What is needed here is a word-for-word copy of all the entries below.

-- Records for this task follows --

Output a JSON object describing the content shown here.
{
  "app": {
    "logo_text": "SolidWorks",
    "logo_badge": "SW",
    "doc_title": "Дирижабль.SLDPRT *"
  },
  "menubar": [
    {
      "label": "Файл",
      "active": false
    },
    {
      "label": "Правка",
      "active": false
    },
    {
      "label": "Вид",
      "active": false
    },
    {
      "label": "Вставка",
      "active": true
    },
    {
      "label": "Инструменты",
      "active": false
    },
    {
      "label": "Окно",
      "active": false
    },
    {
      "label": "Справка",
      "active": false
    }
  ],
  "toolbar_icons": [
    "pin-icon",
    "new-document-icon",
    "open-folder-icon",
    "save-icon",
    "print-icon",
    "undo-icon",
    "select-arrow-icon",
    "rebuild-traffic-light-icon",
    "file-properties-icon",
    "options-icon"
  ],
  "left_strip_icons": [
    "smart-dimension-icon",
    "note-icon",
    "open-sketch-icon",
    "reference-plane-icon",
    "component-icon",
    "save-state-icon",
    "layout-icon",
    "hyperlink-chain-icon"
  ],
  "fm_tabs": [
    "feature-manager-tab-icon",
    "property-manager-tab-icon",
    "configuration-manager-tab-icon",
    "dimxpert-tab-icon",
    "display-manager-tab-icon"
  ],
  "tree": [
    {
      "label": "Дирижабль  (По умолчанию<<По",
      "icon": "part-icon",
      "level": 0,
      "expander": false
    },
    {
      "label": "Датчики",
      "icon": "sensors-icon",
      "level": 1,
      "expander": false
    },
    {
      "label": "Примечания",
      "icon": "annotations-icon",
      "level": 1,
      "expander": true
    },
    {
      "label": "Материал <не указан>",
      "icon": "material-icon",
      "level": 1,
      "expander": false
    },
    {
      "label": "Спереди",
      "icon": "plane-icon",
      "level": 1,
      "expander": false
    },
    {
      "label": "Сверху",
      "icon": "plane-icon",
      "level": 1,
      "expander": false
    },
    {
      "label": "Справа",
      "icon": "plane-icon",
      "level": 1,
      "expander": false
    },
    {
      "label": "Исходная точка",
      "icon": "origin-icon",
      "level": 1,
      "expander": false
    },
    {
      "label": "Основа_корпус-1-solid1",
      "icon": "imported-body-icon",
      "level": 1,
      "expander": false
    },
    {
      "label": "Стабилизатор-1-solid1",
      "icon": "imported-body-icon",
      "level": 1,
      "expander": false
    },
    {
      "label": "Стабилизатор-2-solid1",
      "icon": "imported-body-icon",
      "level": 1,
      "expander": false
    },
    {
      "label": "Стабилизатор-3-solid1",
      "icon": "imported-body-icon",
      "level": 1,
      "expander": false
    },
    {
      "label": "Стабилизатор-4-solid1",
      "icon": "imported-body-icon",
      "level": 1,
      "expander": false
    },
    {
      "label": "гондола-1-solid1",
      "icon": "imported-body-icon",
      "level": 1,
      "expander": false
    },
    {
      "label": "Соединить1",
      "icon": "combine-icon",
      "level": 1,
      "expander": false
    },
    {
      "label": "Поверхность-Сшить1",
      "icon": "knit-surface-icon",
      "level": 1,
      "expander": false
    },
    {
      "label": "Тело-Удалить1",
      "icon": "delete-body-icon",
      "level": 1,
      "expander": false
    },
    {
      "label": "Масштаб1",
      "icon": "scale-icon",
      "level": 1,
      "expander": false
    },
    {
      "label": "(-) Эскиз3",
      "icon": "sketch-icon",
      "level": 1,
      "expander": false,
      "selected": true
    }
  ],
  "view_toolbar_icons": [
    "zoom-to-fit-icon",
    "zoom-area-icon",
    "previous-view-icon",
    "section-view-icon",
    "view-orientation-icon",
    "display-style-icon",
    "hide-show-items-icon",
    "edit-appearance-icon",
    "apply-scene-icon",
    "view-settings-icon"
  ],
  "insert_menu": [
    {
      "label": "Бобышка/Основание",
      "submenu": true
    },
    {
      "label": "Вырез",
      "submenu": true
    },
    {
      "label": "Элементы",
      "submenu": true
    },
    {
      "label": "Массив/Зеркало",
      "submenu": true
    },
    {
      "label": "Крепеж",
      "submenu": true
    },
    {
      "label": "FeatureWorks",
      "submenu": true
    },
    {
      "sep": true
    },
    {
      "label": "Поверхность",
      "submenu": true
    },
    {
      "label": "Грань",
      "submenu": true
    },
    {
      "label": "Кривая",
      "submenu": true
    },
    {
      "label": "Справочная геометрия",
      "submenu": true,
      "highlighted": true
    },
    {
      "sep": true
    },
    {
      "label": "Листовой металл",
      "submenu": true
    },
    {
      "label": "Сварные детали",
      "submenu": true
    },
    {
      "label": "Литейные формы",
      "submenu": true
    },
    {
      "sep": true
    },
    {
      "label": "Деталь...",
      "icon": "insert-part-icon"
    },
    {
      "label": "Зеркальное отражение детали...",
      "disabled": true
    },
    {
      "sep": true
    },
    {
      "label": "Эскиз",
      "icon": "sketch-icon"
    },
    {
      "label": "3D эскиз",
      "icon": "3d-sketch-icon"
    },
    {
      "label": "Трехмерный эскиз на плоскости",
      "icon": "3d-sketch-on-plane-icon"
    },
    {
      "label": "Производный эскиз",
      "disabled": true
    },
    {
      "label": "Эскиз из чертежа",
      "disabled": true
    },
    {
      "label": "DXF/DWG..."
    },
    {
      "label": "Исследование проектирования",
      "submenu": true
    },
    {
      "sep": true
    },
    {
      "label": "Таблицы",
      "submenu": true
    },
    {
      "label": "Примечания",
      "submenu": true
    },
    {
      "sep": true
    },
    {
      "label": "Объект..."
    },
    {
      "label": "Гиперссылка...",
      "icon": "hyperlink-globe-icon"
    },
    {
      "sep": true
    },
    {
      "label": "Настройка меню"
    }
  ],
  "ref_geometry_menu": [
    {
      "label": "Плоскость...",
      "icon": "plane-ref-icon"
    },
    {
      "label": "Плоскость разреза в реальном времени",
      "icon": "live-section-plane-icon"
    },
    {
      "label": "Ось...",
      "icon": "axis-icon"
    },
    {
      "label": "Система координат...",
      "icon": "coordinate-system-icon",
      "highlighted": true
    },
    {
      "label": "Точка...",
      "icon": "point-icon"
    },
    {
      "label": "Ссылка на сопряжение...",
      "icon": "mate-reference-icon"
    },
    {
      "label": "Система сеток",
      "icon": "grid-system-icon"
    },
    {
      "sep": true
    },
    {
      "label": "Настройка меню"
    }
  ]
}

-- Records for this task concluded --

## [Response for this exercise]
Output a JSON object describing the content shown here.
{
  "app": {
    "logo_text": "SolidWorks",
    "logo_badge": "SW",
    "doc_title": "Дирижабль.SLDPRT *"
  },
  "menubar": [
    {
      "label": "Файл",
      "active": false
    },
    {
      "label": "Правка",
      "active": false
    },
    {
      "label": "Вид",
      "active": false
    },
    {
      "label": "Вставка",
      "active": true
    },
    {
      "label": "Инструменты",
      "active": false
    },
    {
      "label": "Окно",
      "active": false
    },
    {
      "label": "Справка",
      "active": false
    }
  ],
  "toolbar_icons": [
    "pin-icon",
    "new-document-icon",
    "open-folder-icon",
    "save-icon",
    "print-icon",
    "undo-icon",
    "select-arrow-icon",
    "rebuild-traffic-light-icon",
    "file-properties-icon",
    "options-icon"
  ],
  "left_strip_icons": [
    "smart-dimension-icon",
    "note-icon",
    "open-sketch-icon",
    "reference-plane-icon",
    "component-icon",
    "save-state-icon",
    "layout-icon",
    "hyperlink-chain-icon"
  ],
  "fm_tabs": [
    "feature-manager-tab-icon",
    "property-manager-tab-icon",
    "configuration-manager-tab-icon",
    "dimxpert-tab-icon",
    "display-manager-tab-icon"
  ],
  "tree": [
    {
      "label": "Дирижабль  (По умолчанию<<По",
      "icon": "part-icon",
      "level": 0,
      "expander": false
    },
    {
      "label": "Датчики",
      "icon": "sensors-icon",
      "level": 1,
      "expander": false
    },
    {
      "label": "Примечания",
      "icon": "annotations-icon",
      "level": 1,
      "expander": true
    },
    {
      "label": "Материал <не указан>",
      "icon": "material-icon",
      "level": 1,
      "expander": false
    },
    {
      "label": "Спереди",
      "icon": "plane-icon",
      "level": 1,
      "expander": false
    },
    {
      "label": "Сверху",
      "icon": "plane-icon",
      "level": 1,
      "expander": false
    },
    {
      "label": "Справа",
      "icon": "plane-icon",
      "level": 1,
      "expander": false
    },
    {
      "label": "Исходная точка",
      "icon": "origin-icon",
      "level": 1,
      "expander": false
    },
    {
      "label": "Основа_корпус-1-solid1",
      "icon": "imported-body-icon",
      "level": 1,
      "expander": false
    },
    {
      "label": "Стабилизатор-1-solid1",
      "icon": "imported-body-icon",
      "level": 1,
      "expander": false
    },
    {
      "label": "Стабилизатор-2-solid1",
      "icon": "imported-body-icon",
      "level": 1,
      "expander": false
    },
    {
      "label": "Стабилизатор-3-solid1",
      "icon": "imported-body-icon",
      "level": 1,
      "expander": false
    },
    {
      "label": "Стабилизатор-4-solid1",
      "icon": "imported-body-icon",
      "level": 1,
      "expander": false
    },
    {
      "label": "гондола-1-solid1",
      "icon": "imported-body-icon",
      "level": 1,
      "expander": false
    },
    {
      "label": "Соединить1",
      "icon": "combine-icon",
      "level": 1,
      "expander": false
    },
    {
      "label": "Поверхность-Сшить1",
      "icon": "knit-surface-icon",
      "level": 1,
      "expander": false
    },
    {
      "label": "Тело-Удалить1",
      "icon": "delete-body-icon",
      "level": 1,
      "expander": false
    },
    {
      "label": "Масштаб1",
      "icon": "scale-icon",
      "level": 1,
      "expander": false
    },
    {
      "label": "(-) Эскиз3",
      "icon": "sketch-icon",
      "level": 1,
      "expander": false,
      "selected": true
    }
  ],
  "view_toolbar_icons": [
    "zoom-to-fit-icon",
    "zoom-area-icon",
    "previous-view-icon",
    "section-view-icon",
    "view-orientation-icon",
    "display-style-icon",
    "hide-show-items-icon",
    "edit-appearance-icon",
    "apply-scene-icon",
    "view-settings-icon"
  ],
  "insert_menu": [
    {
      "label": "Бобышка/Основание",
      "submenu": true
    },
    {
      "label": "Вырез",
      "submenu": true
    },
    {
      "label": "Элементы",
      "submenu": true
    },
    {
      "label": "Массив/Зеркало",
      "submenu": true
    },
    {
      "label": "Крепеж",
      "submenu": true
    },
    {
      "label": "FeatureWorks",
      "submenu": true
    },
    {
      "sep": true
    },
    {
      "label": "Поверхность",
      "submenu": true
    },
    {
      "label": "Грань",
      "submenu": true
    },
    {
      "label": "Кривая",
      "submenu": true
    },
    {
      "label": "Справочная геометрия",
      "submenu": true,
      "highlighted": true
    },
    {
      "sep": true
    },
    {
      "label": "Листовой металл",
      "submenu": true
    },
    {
      "label": "Сварные детали",
      "submenu": true
    },
    {
      "label": "Литейные формы",
      "submenu": true
    },
    {
      "sep": true
    },
    {
      "label": "Деталь...",
      "icon": "insert-part-icon"
    },
    {
      "label": "Зеркальное отражение детали...",
      "disabled": true
    },
    {
      "sep": true
    },
    {
      "label": "Эскиз",
      "icon": "sketch-icon"
    },
    {
      "label": "3D эскиз",
      "icon": "3d-sketch-icon"
    },
    {
      "label": "Трехмерный эскиз на плоскости",
      "icon": "3d-sketch-on-plane-icon"
    },
    {
      "label": "Производный эскиз",
      "disabled": true
    },
    {
      "label": "Эскиз из чертежа",
      "disabled": true
    },
    {
      "label": "DXF/DWG..."
    },
    {
      "label": "Исследование проектирования",
      "submenu": true
    },
    {
      "sep": true
    },
    {
      "label": "Таблицы",
      "submenu": true
    },
    {
      "label": "Примечания",
      "submenu": true
    },
    {
      "sep": true
    },
    {
      "label": "Объект..."
    },
    {
      "label": "Гиперссылка...",
      "icon": "hyperlink-globe-icon"
    },
    {
      "sep": true
    },
    {
      "label": "Настройка меню"
    }
  ],
  "ref_geometry_menu": [
    {
      "label": "Плоскость...",
      "icon": "plane-ref-icon"
    },
    {
      "label": "Плоскость разреза в реальном времени",
      "icon": "live-section-plane-icon"
    },
    {
      "label": "Ось...",
      "icon": "axis-icon"
    },
    {
      "label": "Система координат...",
      "icon": "coordinate-system-icon",
      "highlighted": true
    },
    {
      "label": "Точка...",
      "icon": "point-icon"
    },
    {
      "label": "Ссылка на сопряжение...",
      "icon": "mate-reference-icon"
    },
    {
      "label": "Система сеток",
      "icon": "grid-system-icon"
    },
    {
      "sep": true
    },
    {
      "label": "Настройка меню"
    }
  ]
}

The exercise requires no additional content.